(Stored items from a collection)
+ + + + + + +
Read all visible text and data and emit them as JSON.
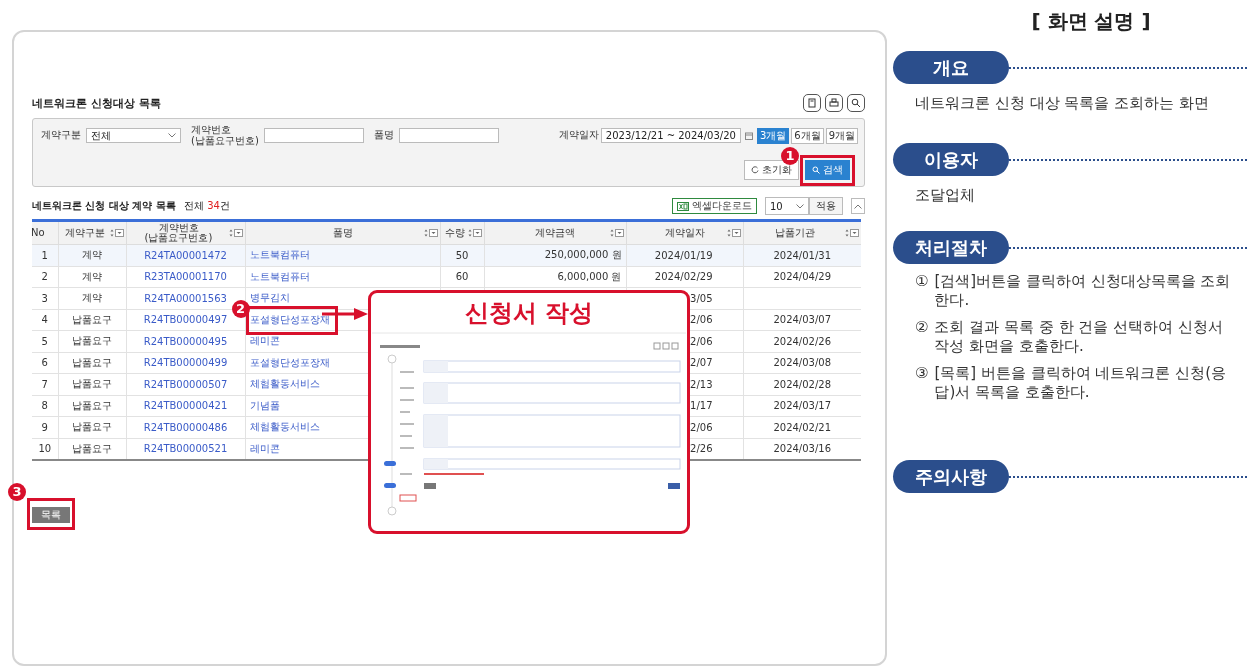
{
  "page": {
    "title": "네트워크론 신청대상 목록"
  },
  "search": {
    "fields": [
      {
        "kind": "select",
        "label": "계약구분",
        "value": "전체"
      },
      {
        "kind": "text",
        "label": "계약번호\n(납품요구번호)"
      },
      {
        "kind": "text",
        "label": "품명"
      },
      {
        "kind": "daterange",
        "label": "계약일자",
        "from": "2023/12/21",
        "separator": "~",
        "to": "2024/03/20"
      }
    ],
    "periods": [
      {
        "label": "3개월",
        "selected": true
      },
      {
        "label": "6개월",
        "selected": false
      },
      {
        "label": "9개월",
        "selected": false
      }
    ],
    "reset_button": "초기화",
    "search_button": "검색",
    "callout": "1"
  },
  "list": {
    "title": "네트워크론 신청 대상 계약 목록",
    "total_label": "전체",
    "total_count": "34",
    "total_unit": "건",
    "excel_button": "엑셀다운로드",
    "page_size": "10",
    "apply_button": "적용",
    "columns": [
      {
        "label": "No",
        "sortable": false
      },
      {
        "label": "계약구분",
        "sortable": true
      },
      {
        "label": "계약번호\n(납품요구번호)",
        "sortable": true
      },
      {
        "label": "품명",
        "sortable": true
      },
      {
        "label": "수량",
        "sortable": true
      },
      {
        "label": "계약금액",
        "sortable": true
      },
      {
        "label": "계약일자",
        "sortable": true
      },
      {
        "label": "납품기관",
        "sortable": true
      }
    ],
    "rows": [
      {
        "no": "1",
        "type": "계약",
        "contract_no": "R24TA00001472",
        "item": "노트북컴퓨터",
        "quantity": "50",
        "amount": "250,000,000 원",
        "date": "2024/01/19",
        "agency": "2024/01/31",
        "selected": true
      },
      {
        "no": "2",
        "type": "계약",
        "contract_no": "R23TA00001170",
        "item": "노트북컴퓨터",
        "quantity": "60",
        "amount": "6,000,000 원",
        "date": "2024/02/29",
        "agency": "2024/04/29",
        "selected": false
      },
      {
        "no": "3",
        "type": "계약",
        "contract_no": "R24TA00001563",
        "item": "병무김치",
        "date": "3/05",
        "selected": false
      },
      {
        "no": "4",
        "type": "납품요구",
        "contract_no": "R24TB00000497",
        "item": "포설형단성포장재",
        "date": "2/06",
        "agency": "2024/03/07",
        "selected": false,
        "callout": "2"
      },
      {
        "no": "5",
        "type": "납품요구",
        "contract_no": "R24TB00000495",
        "item": "레미콘",
        "date": "2/06",
        "agency": "2024/02/26",
        "selected": false
      },
      {
        "no": "6",
        "type": "납품요구",
        "contract_no": "R24TB00000499",
        "item": "포설형단성포장재",
        "date": "2/07",
        "agency": "2024/03/08",
        "selected": false
      },
      {
        "no": "7",
        "type": "납품요구",
        "contract_no": "R24TB00000507",
        "item": "체험활동서비스",
        "date": "2/13",
        "agency": "2024/02/28",
        "selected": false
      },
      {
        "no": "8",
        "type": "납품요구",
        "contract_no": "R24TB00000421",
        "item": "기념품",
        "date": "1/17",
        "agency": "2024/03/17",
        "selected": false
      },
      {
        "no": "9",
        "type": "납품요구",
        "contract_no": "R24TB00000486",
        "item": "체험활동서비스",
        "date": "2/06",
        "agency": "2024/02/21",
        "selected": false
      },
      {
        "no": "10",
        "type": "납품요구",
        "contract_no": "R24TB00000521",
        "item": "레미콘",
        "date": "2/26",
        "agency": "2024/03/16",
        "selected": false
      }
    ]
  },
  "list_button": {
    "label": "목록",
    "callout": "3"
  },
  "popup": {
    "title": "신청서 작성"
  },
  "description": {
    "title": "[ 화면 설명 ]",
    "sections": [
      {
        "heading": "개요",
        "lines": [
          "네트워크론 신청 대상 목록을 조회하는 화면"
        ]
      },
      {
        "heading": "이용자",
        "lines": [
          "조달업체"
        ]
      },
      {
        "heading": "처리절차",
        "steps": [
          {
            "marker": "①",
            "text": "[검색]버튼을 클릭하여 신청대상목록을 조회한다."
          },
          {
            "marker": "②",
            "text": "조회 결과 목록 중 한 건을 선택하여 신청서 작성 화면을 호출한다."
          },
          {
            "marker": "③",
            "text": "[목록] 버튼을 클릭하여 네트워크론 신청(응답)서 목록을 호출한다."
          }
        ]
      },
      {
        "heading": "주의사항"
      }
    ]
  }
}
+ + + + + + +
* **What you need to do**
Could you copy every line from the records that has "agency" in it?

* **Exercise response**
        "agency": "2024/01/31",
        "agency": "2024/04/29",
        "agency": "2024/03/07",
        "agency": "2024/02/26",
        "agency": "2024/03/08",
        "agency": "2024/02/28",
        "agency": "2024/03/17",
        "agency": "2024/02/21",
        "agency": "2024/03/16",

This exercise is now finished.